Our property (5/8 of an acre) is ringed with banana trees on three sides. They have gotten very thick, so today our gardener, Joe Leandro, is thinning them out with his machete. Banana trees only produce one stalk of bananas, then the tree should be cut down to allow the new shoots coming up around the base of the tree room to grow. We have several types of bananas, too: plantains, chatos, apple bananas, and the very tiny ones Merlin brought by earlier today. We do not have any of the big Chiquita type bananas. I'm not sure if they even grow on the island or if only on the mainland.

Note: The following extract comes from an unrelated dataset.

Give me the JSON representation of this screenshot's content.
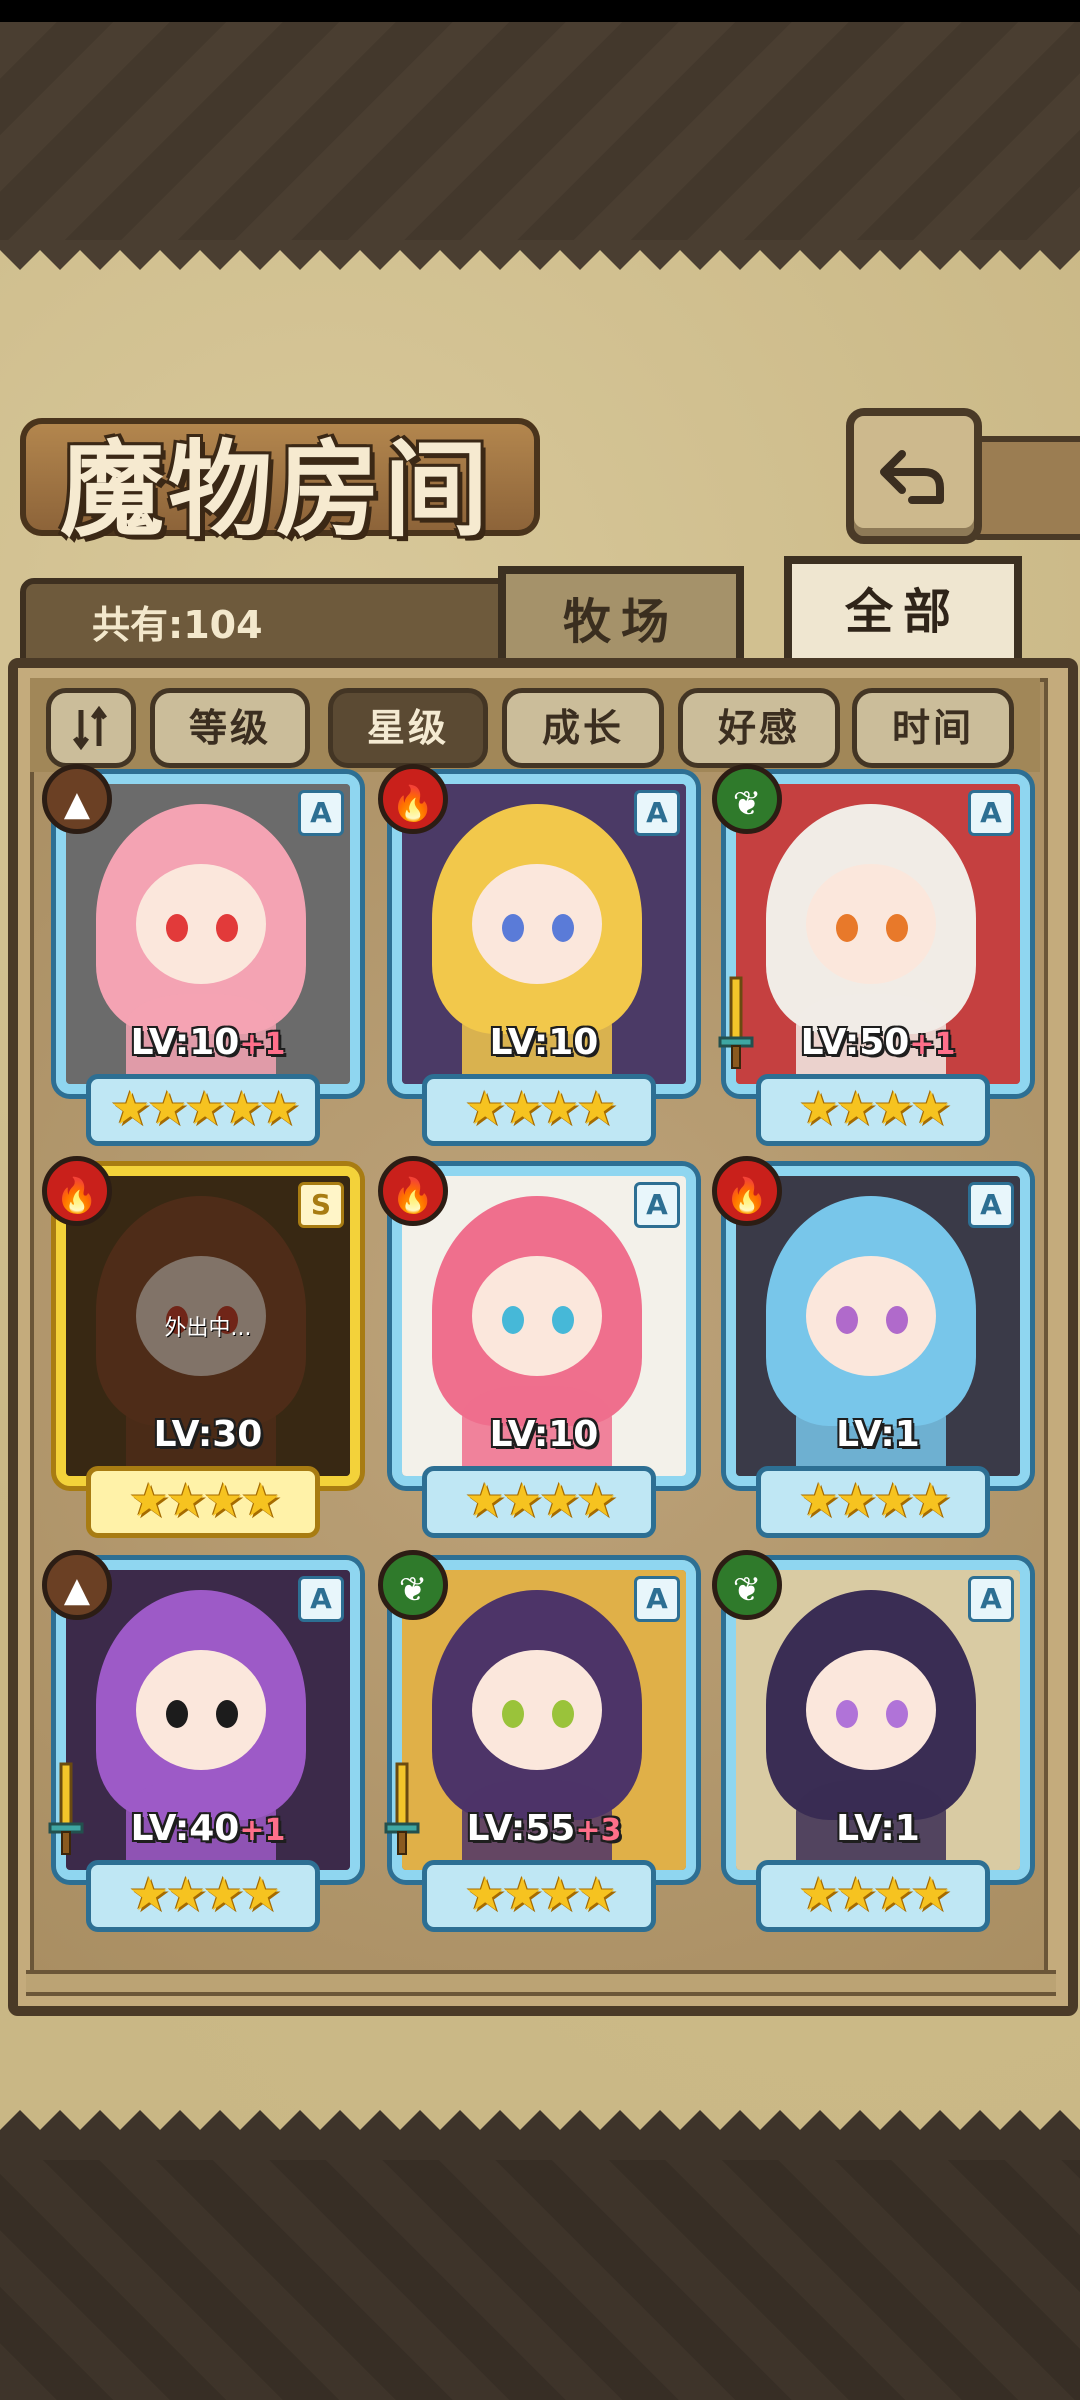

I just read that the two big banana companies on the mainland control 50% of the world's banana market, and most are exported to Europe.
This is a banana flower with a small stalk of bananas behind it.
This is another banana flower. I think there are male and female flowers, but I honestly don't know how to tell the difference. I like this orangey one though, it looks girly.
These are bananas growing on our trees. When my parents were here in March, Daddy tried to count the number of banana stalks growing on our circle of trees. He was able to see 13 stalks one day, but who knows how many others were hidden behind leaves or another tree.
And here is a stalk suspended from our deck, ripening. These are the little (4 inch) apple bananas and are very sweet when ripe. We never buy bananas; we have a constant supply, although Merlin said this morning that the supply does decrease in January. We keep a couple of gallon sized freezer bags full of bananas in the freezer for smoothies. Merlin said to stock up before January. We have banana smoothies about twice a week; we also make banana pancakes for breakfast a couple of times per week, and when we have a variety of other fruits, alternate with a bowl of fruit with yogurt and a sprinkle of granola.
I'm learning about the chatos which are a small plantain and are usually cooked. Chatos make good banana bread; they also make very good carmelized banana topping for french toast! Big plantains must always be cooked. If cooked when green, they are more starchy tasting; if turning yellow, sweeter; if black, nice and sweet. Hondurans cook plantains in a variety of dishes, like conch stew, or fry them and serve with the tipical breakfast (eggs, mashed beans, briny cheese slice, and ham or bologna slice) or with rice and beans. Merlin makes "flitters" for her elderly mother, a kind of fry bread filled with chatos. A favorite snack on the island (and throughout Honduras) is plantain sliced very thin and fried until crisp, like a potato chip. They sell bags of them, cheap, and they are available in different flavors. My favorite is the chili and lime flavor.
Joe just came in with another 40 lb. stalk of apple bananas! He's done an incredible job with his machete, thinning out those trees. Beautiful work.